** YOUR ASSIGNMENT **
Give the lines below again, exactly as they stand, and leave out the images.

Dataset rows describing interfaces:
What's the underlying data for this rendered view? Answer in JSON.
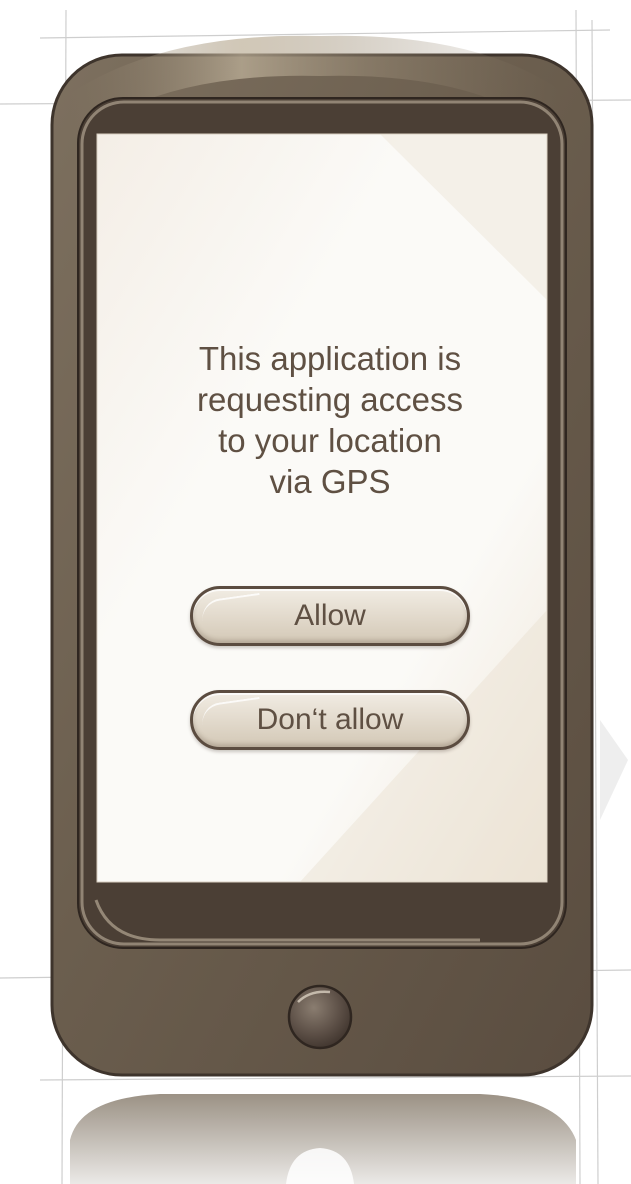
{
  "dialog": {
    "message_lines": [
      "This application is",
      "requesting access",
      "to your location",
      "via GPS"
    ],
    "allow_label": "Allow",
    "deny_label": "Don‘t allow"
  },
  "colors": {
    "device_body": "#6e6150",
    "device_dark": "#4a3d34",
    "screen": "#fbfaf7",
    "text": "#5f5043",
    "button_fill": "#e4dccf",
    "button_border": "#5b4c40"
  },
  "icons": {
    "home_button": "home-button-icon"
  }
}
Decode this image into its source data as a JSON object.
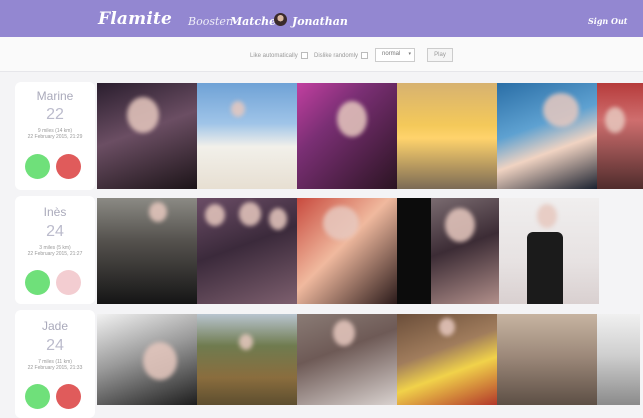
{
  "app": {
    "brand": "Flamite",
    "nav": {
      "booster": "Booster",
      "matches": "Matches",
      "user": "Jonathan"
    },
    "sign_out": "Sign Out"
  },
  "controls": {
    "like_auto": "Like automatically",
    "dislike_random": "Dislike randomly",
    "speed_selected": "normal",
    "play": "Play"
  },
  "profiles": [
    {
      "name": "Marine",
      "age": "22",
      "distance": "9 miles (14 km)",
      "date": "22 February 2015, 21:29",
      "nope_faded": false
    },
    {
      "name": "Inès",
      "age": "24",
      "distance": "3 miles (5 km)",
      "date": "22 February 2015, 21:27",
      "nope_faded": true
    },
    {
      "name": "Jade",
      "age": "24",
      "distance": "7 miles (11 km)",
      "date": "22 February 2015, 21:33",
      "nope_faded": false
    }
  ],
  "colors": {
    "topbar": "#9387d1",
    "like": "#6fe07a",
    "nope": "#e05b5b",
    "nope_faded": "#f3cdd1"
  },
  "icons": {
    "like_button": "green-circle",
    "nope_button": "red-circle",
    "checkbox": "checkbox-empty",
    "dropdown": "chevron-down-icon"
  }
}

** SOLUTION BELOW **
What's the underlying data for this rendered view? Answer in JSON.
{
  "dialog": {
    "message_lines": [
      "This application is",
      "requesting access",
      "to your location",
      "via GPS"
    ],
    "allow_label": "Allow",
    "deny_label": "Don‘t allow"
  },
  "colors": {
    "device_body": "#6e6150",
    "device_dark": "#4a3d34",
    "screen": "#fbfaf7",
    "text": "#5f5043",
    "button_fill": "#e4dccf",
    "button_border": "#5b4c40"
  },
  "icons": {
    "home_button": "home-button-icon"
  }
}
Decode this image into its source data as a JSON object.
{
  "app": {
    "brand": "Flamite",
    "nav": {
      "booster": "Booster",
      "matches": "Matches",
      "user": "Jonathan"
    },
    "sign_out": "Sign Out"
  },
  "controls": {
    "like_auto": "Like automatically",
    "dislike_random": "Dislike randomly",
    "speed_selected": "normal",
    "play": "Play"
  },
  "profiles": [
    {
      "name": "Marine",
      "age": "22",
      "distance": "9 miles (14 km)",
      "date": "22 February 2015, 21:29",
      "nope_faded": false
    },
    {
      "name": "Inès",
      "age": "24",
      "distance": "3 miles (5 km)",
      "date": "22 February 2015, 21:27",
      "nope_faded": true
    },
    {
      "name": "Jade",
      "age": "24",
      "distance": "7 miles (11 km)",
      "date": "22 February 2015, 21:33",
      "nope_faded": false
    }
  ],
  "colors": {
    "topbar": "#9387d1",
    "like": "#6fe07a",
    "nope": "#e05b5b",
    "nope_faded": "#f3cdd1"
  },
  "icons": {
    "like_button": "green-circle",
    "nope_button": "red-circle",
    "checkbox": "checkbox-empty",
    "dropdown": "chevron-down-icon"
  }
}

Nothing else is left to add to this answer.